A meeting of the extended editorial board of Proletary held in June 1909 adopted a decision that “Bolshevism, as a definite tendency in the R.S.D.L.P. has nothing in common with otzovism or ultimatumism” and called upon the Bolsheviks to resolutely combat this defection from revolutionary Marxism. Bogdanov (Maximov), the guiding spirit of otzovism, was expelled from the ranks of the Bolsheviks.

Later, in his book “Left-Wing” Communism—an Infantile Disorder, Lenin wrote that the Bolsheviks were able to make an orderly retreat and preserve their forces after the failure of the revolution because “they ruthlessly exposed and expelled the revolutionary phrase-mongers, those who did not wish to understand that one had to retreat, that one had to know how to retreat, and that one had absolutely to learn how to work legally in the most reactionary of parliaments, in the most reactionary of trade unions, co-operative and insurance societies and similar organisations”^^(see Vol. 31, p. 28, of this edition)^^.

[6] The article referred to was “Revolutionary Hangover” published in Proletary No. 44, April 8 (21), 1909.

[7] The reference is to Kautsky’s stand at the meeting of the International Socialist Bureau on October 11, 1908 on the question of the British Labour Party’s membership of the Second International. This is dealt within Lenin’s article “Meeting of the International Socialist Bureau”^^(see Vol. 15 of this edition)^^.
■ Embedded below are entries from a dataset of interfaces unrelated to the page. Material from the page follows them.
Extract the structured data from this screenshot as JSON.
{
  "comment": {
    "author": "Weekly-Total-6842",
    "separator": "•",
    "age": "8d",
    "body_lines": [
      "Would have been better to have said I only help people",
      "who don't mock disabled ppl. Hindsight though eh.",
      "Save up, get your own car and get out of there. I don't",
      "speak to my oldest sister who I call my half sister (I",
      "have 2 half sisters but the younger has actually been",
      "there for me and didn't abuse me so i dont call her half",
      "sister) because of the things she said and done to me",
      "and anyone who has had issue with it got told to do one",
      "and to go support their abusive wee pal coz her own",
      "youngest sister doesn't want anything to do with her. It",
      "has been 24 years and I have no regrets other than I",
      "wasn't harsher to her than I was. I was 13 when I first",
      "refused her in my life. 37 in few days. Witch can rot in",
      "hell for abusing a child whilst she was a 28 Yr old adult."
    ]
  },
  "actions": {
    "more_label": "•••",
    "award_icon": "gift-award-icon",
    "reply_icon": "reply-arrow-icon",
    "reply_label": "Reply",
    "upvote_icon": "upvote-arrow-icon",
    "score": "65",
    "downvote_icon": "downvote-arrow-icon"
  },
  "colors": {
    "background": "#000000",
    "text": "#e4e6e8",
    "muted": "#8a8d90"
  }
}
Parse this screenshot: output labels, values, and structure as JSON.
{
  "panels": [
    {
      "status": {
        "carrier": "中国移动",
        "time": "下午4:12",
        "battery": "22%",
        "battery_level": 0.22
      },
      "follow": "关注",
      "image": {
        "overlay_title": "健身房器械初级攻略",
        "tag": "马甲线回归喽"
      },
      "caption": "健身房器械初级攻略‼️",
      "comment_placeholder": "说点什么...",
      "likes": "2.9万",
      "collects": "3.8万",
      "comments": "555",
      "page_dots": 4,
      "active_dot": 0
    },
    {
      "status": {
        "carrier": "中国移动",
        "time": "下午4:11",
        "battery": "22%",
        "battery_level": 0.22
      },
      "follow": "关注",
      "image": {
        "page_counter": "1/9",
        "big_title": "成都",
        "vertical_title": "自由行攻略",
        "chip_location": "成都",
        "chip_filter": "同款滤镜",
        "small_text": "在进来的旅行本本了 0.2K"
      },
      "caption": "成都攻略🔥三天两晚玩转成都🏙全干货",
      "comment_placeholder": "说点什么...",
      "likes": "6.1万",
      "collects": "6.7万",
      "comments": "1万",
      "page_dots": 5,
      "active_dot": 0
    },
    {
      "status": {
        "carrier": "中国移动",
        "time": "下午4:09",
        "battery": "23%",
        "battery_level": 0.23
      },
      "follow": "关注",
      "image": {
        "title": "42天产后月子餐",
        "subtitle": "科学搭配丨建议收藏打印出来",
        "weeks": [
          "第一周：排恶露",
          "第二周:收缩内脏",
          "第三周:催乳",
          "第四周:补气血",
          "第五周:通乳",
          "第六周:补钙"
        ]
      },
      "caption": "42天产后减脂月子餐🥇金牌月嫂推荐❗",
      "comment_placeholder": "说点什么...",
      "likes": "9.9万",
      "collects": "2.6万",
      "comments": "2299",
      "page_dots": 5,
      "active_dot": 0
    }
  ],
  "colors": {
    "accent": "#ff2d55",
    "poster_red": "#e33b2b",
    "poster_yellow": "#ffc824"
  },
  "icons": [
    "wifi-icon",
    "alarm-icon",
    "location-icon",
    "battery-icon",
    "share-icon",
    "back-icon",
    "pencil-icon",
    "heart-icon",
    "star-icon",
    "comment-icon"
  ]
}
< backward   forward >
Works Index   |   Volume 34 | Collected Works   |   L.I.A. Index